━━━━━ Entries supplied ━━━━━

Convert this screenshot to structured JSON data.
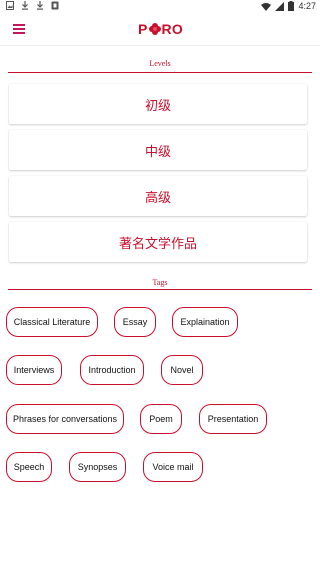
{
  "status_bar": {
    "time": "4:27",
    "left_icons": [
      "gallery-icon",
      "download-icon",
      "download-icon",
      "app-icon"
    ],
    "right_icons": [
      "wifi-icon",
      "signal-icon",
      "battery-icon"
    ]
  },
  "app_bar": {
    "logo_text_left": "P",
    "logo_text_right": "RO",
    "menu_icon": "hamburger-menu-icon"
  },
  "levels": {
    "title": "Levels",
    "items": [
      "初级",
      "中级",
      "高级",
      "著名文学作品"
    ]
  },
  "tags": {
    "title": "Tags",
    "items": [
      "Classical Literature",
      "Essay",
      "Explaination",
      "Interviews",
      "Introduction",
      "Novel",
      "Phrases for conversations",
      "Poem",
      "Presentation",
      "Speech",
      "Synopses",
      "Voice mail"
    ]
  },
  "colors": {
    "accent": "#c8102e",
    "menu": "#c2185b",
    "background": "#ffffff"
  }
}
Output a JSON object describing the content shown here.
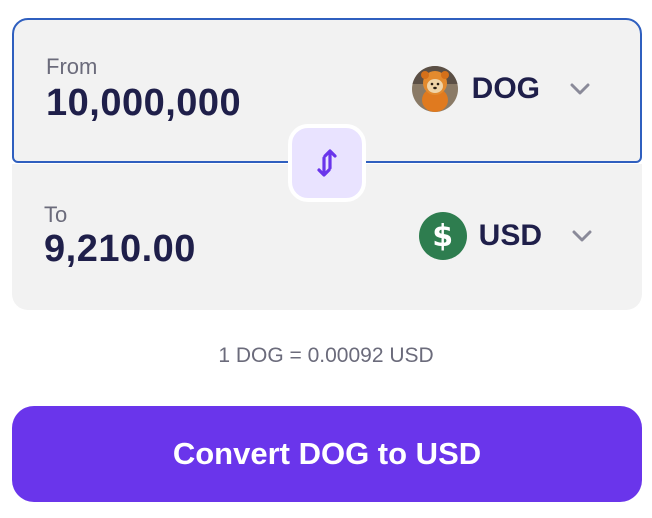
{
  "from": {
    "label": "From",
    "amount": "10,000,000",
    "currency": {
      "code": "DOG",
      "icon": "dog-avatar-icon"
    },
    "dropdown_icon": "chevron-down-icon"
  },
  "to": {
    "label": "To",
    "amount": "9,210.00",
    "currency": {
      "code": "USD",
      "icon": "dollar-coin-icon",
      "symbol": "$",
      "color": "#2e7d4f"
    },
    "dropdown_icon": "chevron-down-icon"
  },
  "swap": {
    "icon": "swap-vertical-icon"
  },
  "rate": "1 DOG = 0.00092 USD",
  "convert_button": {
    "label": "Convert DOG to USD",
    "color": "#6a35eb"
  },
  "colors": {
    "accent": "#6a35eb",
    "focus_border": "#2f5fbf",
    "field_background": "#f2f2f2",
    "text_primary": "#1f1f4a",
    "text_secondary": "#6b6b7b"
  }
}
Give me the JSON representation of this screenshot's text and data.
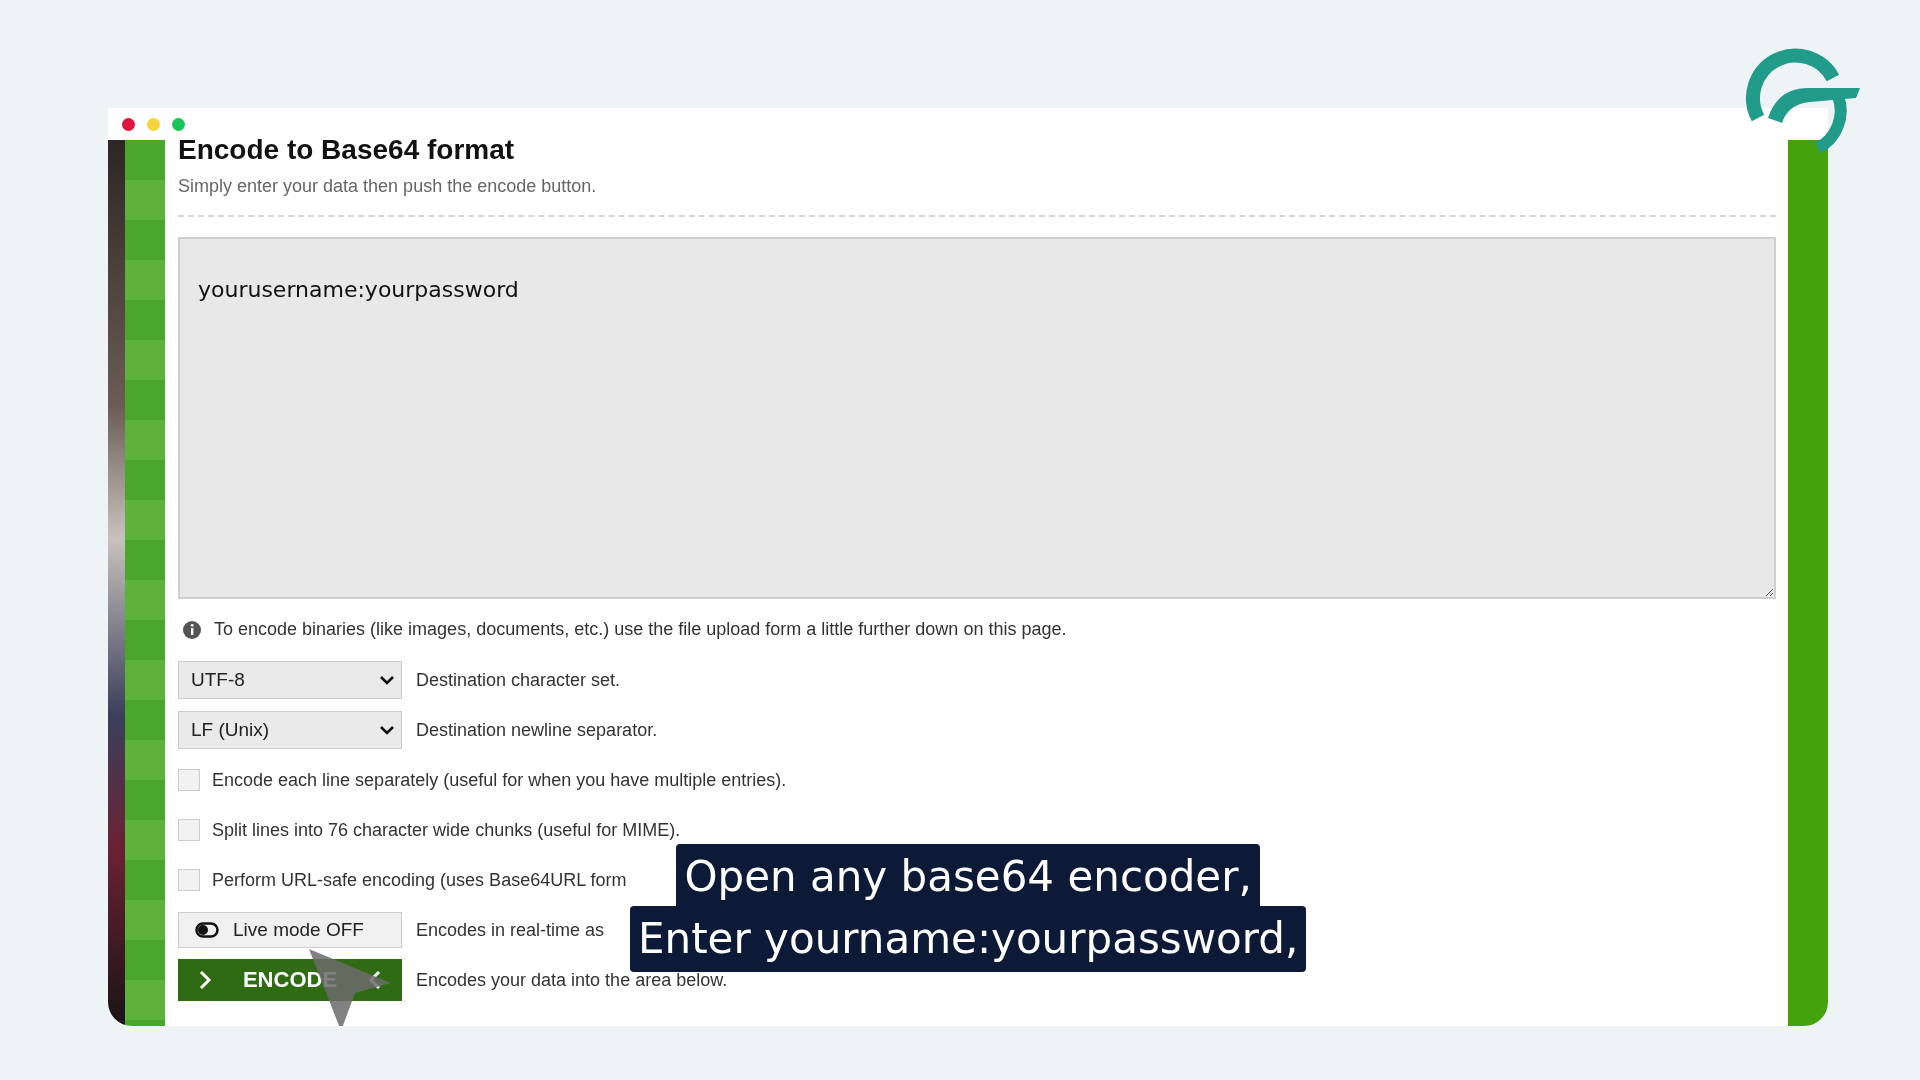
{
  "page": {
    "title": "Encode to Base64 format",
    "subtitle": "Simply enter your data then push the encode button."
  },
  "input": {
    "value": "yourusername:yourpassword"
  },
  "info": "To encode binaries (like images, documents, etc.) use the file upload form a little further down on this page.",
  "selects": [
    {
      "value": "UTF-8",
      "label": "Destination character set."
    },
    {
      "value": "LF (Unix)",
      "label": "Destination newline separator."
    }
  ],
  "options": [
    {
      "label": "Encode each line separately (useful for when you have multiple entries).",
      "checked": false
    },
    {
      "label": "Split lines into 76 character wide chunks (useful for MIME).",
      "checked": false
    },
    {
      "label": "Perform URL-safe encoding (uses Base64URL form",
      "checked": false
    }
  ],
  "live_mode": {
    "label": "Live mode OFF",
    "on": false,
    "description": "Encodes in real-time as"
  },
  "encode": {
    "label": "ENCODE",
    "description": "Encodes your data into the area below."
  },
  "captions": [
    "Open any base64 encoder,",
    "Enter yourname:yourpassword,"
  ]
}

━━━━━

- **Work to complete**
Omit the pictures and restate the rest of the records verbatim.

- **Reply to the exercise**
Convert this screenshot to structured JSON data.
{
  "status_bar": {
    "time": "4:27",
    "left_icons": [
      "gallery-icon",
      "download-icon",
      "download-icon",
      "app-icon"
    ],
    "right_icons": [
      "wifi-icon",
      "signal-icon",
      "battery-icon"
    ]
  },
  "app_bar": {
    "logo_text_left": "P",
    "logo_text_right": "RO",
    "menu_icon": "hamburger-menu-icon"
  },
  "levels": {
    "title": "Levels",
    "items": [
      "初级",
      "中级",
      "高级",
      "著名文学作品"
    ]
  },
  "tags": {
    "title": "Tags",
    "items": [
      "Classical Literature",
      "Essay",
      "Explaination",
      "Interviews",
      "Introduction",
      "Novel",
      "Phrases for conversations",
      "Poem",
      "Presentation",
      "Speech",
      "Synopses",
      "Voice mail"
    ]
  },
  "colors": {
    "accent": "#c8102e",
    "menu": "#c2185b",
    "background": "#ffffff"
  }
}
Output a JSON object describing the content shown here.
{
  "from": {
    "label": "From",
    "amount": "10,000,000",
    "currency": {
      "code": "DOG",
      "icon": "dog-avatar-icon"
    },
    "dropdown_icon": "chevron-down-icon"
  },
  "to": {
    "label": "To",
    "amount": "9,210.00",
    "currency": {
      "code": "USD",
      "icon": "dollar-coin-icon",
      "symbol": "$",
      "color": "#2e7d4f"
    },
    "dropdown_icon": "chevron-down-icon"
  },
  "swap": {
    "icon": "swap-vertical-icon"
  },
  "rate": "1 DOG = 0.00092 USD",
  "convert_button": {
    "label": "Convert DOG to USD",
    "color": "#6a35eb"
  },
  "colors": {
    "accent": "#6a35eb",
    "focus_border": "#2f5fbf",
    "field_background": "#f2f2f2",
    "text_primary": "#1f1f4a",
    "text_secondary": "#6b6b7b"
  }
}
Give me the JSON representation of this screenshot's text and data.
{
  "page": {
    "title": "Encode to Base64 format",
    "subtitle": "Simply enter your data then push the encode button."
  },
  "input": {
    "value": "yourusername:yourpassword"
  },
  "info": "To encode binaries (like images, documents, etc.) use the file upload form a little further down on this page.",
  "selects": [
    {
      "value": "UTF-8",
      "label": "Destination character set."
    },
    {
      "value": "LF (Unix)",
      "label": "Destination newline separator."
    }
  ],
  "options": [
    {
      "label": "Encode each line separately (useful for when you have multiple entries).",
      "checked": false
    },
    {
      "label": "Split lines into 76 character wide chunks (useful for MIME).",
      "checked": false
    },
    {
      "label": "Perform URL-safe encoding (uses Base64URL form",
      "checked": false
    }
  ],
  "live_mode": {
    "label": "Live mode OFF",
    "on": false,
    "description": "Encodes in real-time as"
  },
  "encode": {
    "label": "ENCODE",
    "description": "Encodes your data into the area below."
  },
  "captions": [
    "Open any base64 encoder,",
    "Enter yourname:yourpassword,"
  ]
}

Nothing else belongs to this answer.